It may be surreal but Howell believes it is also realistic. “I am afraid that NSF has already made up its collective mind to reduce their support to much less than the current $8 million per year or so to perhaps nothing,” Howell says. “I think this is an embarrassment after so many years of scientific achievements when so little could continue the productivity.”
Michael Nolan, now at the LPL, worked at Arecibo for 20 years and was director from 2008 to 2011. He claims the observatory used to have better friends in high places, specifically in the NSF’s Atmospheric and Geospace Sciences division. “The two main advocates are now retired, and it seems like that voice is, too,” he says. “The Astronomy division has seemed like managers rather than advocates for a long time, though, of course, I’m not privy to their internal discussions.”
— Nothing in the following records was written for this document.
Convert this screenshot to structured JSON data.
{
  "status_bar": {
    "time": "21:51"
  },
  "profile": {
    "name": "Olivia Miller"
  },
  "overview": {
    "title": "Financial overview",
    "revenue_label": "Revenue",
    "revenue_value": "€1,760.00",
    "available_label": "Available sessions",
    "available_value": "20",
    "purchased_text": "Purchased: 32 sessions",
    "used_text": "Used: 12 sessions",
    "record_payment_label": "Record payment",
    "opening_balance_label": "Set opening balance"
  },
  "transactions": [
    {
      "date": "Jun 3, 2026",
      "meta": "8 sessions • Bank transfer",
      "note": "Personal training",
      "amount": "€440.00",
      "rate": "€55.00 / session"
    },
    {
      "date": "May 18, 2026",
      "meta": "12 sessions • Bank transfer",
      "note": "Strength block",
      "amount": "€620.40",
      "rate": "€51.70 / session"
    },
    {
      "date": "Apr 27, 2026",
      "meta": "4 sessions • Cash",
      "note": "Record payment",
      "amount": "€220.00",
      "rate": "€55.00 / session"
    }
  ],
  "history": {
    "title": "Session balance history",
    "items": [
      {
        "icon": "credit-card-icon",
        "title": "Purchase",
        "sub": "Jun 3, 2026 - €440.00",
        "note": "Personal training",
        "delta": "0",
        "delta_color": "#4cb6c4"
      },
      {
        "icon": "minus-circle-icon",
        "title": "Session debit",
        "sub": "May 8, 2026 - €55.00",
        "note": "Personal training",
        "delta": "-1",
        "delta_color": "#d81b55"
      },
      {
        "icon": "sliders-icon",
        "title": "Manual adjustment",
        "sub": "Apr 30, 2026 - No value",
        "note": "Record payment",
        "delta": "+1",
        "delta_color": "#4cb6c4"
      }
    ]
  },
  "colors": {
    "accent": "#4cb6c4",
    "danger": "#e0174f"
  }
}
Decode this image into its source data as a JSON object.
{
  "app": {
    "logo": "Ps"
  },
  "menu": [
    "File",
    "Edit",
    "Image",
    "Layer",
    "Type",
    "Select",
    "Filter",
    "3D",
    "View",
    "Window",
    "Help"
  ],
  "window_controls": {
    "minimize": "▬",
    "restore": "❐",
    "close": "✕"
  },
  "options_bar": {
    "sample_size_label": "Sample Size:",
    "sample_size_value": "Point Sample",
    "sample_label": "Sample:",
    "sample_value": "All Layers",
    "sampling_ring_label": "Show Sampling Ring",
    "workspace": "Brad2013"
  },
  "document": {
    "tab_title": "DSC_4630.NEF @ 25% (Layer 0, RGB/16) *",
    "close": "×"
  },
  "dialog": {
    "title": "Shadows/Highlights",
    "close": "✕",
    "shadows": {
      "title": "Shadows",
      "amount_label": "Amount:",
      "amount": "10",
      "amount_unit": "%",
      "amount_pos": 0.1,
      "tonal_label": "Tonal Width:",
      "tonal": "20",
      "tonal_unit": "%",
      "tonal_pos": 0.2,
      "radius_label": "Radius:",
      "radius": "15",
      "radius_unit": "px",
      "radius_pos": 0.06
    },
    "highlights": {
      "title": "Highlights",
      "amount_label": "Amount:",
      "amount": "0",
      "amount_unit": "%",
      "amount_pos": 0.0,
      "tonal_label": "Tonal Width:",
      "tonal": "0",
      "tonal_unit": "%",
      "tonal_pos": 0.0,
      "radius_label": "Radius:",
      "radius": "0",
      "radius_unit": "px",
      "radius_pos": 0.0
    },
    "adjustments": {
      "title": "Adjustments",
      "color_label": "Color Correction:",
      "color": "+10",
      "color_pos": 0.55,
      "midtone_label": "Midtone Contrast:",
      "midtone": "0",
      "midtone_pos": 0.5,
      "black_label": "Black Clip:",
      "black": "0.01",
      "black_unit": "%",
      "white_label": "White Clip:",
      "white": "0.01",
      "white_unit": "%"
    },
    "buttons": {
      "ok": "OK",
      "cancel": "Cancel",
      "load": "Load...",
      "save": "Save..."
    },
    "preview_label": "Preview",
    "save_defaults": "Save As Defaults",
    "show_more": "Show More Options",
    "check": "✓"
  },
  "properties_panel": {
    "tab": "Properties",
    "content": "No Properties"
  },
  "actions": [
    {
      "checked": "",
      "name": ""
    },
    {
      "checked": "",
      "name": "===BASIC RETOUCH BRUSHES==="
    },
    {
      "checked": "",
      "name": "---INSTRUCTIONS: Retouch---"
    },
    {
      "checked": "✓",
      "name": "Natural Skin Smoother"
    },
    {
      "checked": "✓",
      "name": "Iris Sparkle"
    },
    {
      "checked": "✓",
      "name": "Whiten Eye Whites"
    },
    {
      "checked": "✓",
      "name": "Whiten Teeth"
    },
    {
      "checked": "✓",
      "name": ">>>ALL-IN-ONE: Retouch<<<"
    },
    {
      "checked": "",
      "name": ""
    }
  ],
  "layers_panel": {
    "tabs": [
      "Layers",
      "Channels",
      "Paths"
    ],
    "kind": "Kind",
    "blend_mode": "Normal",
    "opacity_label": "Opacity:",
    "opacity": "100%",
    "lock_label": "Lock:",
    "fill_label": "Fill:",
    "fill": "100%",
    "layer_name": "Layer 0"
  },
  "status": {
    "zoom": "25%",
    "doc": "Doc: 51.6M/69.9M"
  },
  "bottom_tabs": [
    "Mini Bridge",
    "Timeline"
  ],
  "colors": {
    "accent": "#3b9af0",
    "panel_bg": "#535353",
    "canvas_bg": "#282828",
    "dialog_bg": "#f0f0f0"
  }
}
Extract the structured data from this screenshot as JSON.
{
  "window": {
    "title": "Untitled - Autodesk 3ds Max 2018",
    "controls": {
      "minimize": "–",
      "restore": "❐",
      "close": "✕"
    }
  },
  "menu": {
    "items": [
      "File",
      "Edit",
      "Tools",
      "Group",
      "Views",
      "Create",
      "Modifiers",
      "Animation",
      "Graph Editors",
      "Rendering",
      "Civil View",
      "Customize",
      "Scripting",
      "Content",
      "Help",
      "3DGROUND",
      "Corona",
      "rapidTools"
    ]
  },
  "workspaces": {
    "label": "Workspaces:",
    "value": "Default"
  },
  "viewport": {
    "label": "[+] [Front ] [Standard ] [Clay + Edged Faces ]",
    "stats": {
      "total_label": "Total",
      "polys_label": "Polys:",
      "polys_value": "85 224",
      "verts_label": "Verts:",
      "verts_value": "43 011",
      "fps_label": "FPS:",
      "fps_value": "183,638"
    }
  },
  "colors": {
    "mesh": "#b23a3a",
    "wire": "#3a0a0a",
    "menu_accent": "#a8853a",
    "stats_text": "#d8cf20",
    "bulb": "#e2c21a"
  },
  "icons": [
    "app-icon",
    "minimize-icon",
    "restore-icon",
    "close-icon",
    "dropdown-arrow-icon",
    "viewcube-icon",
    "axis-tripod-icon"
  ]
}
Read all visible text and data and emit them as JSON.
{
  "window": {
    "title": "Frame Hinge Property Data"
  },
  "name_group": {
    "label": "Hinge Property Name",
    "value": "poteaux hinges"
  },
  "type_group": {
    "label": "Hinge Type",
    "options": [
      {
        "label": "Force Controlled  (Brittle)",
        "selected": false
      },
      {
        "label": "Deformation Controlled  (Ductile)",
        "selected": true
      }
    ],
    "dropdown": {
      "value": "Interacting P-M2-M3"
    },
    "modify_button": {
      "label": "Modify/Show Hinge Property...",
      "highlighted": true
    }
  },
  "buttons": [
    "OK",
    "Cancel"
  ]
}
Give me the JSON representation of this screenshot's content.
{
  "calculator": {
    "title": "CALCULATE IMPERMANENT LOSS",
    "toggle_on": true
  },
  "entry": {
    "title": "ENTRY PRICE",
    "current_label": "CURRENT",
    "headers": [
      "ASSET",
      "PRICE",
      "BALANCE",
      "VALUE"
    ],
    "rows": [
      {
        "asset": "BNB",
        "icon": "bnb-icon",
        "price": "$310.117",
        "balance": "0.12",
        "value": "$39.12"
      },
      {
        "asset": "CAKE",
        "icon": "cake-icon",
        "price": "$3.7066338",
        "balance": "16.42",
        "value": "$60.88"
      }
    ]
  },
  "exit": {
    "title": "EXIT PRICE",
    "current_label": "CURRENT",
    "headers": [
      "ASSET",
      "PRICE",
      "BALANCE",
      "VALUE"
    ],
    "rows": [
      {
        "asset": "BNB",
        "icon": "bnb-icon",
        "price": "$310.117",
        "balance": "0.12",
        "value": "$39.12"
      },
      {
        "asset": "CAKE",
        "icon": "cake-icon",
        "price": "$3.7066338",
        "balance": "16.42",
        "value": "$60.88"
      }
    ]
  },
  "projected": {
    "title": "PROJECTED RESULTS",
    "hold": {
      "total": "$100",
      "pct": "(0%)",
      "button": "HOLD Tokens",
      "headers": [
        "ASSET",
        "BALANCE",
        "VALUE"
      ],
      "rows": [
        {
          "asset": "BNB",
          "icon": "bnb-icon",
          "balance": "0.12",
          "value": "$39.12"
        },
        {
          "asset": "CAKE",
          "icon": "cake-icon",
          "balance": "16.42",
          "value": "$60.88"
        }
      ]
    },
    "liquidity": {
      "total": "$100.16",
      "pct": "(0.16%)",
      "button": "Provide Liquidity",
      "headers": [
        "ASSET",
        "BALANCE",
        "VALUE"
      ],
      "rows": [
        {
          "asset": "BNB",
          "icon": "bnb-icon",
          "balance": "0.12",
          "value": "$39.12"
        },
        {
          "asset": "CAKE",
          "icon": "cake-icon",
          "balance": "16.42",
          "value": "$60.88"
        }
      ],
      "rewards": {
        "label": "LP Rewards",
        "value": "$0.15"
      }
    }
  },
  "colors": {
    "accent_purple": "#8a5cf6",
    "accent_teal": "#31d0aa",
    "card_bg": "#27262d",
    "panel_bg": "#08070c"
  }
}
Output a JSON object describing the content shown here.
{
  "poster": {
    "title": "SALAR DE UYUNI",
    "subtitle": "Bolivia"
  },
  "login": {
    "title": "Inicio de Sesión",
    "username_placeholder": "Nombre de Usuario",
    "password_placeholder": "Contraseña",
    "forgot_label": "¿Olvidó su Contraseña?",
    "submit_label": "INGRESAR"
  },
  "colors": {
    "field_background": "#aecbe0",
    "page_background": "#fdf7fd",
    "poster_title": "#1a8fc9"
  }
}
And whereas the NSF’s deliberations have not yet resulted in a decision to back away from the observatory completely or at all, the delay of what may be inevitable is not doing the telescope any favors, Nolan argues. Arecibo’s leaders cannot ask new potential donors to make up for a specific shortfall because they do not know if or by how much the NSF might curb its aid. Recalling his tenure at Arecibo, and the regular jeopardy it was in even back then, Nolan wishes the facility did not have to be so often rescued from the brink: “You know that line in The Incredibles?” he asks. “‘Sometimes I just want it to stay saved, you know? For a little bit.’”
In addition to its scientific import, Arecibo also plays a concrete, down-to-earth role in the community. An economy exists around the rural facility, which provides jobs to local residents and infuses the area with cash-dispensing visitors—both touristic and scientific. The environmental statement will also evaluate those human impacts. If the NSF does decide to tighten the purse strings and no other organization steps up to fill the gap, the consequences will ripple across science and society, space and time. “If Arecibo has to close because NSF has other priorities, it will not be possible to bring it back anytime soon, when or if we come to our senses,” the LPL’s Howell says. She and many scientists would agree that an empty Arecibo site would be—as Jodie Foster says in Contact—an “awful waste of space.”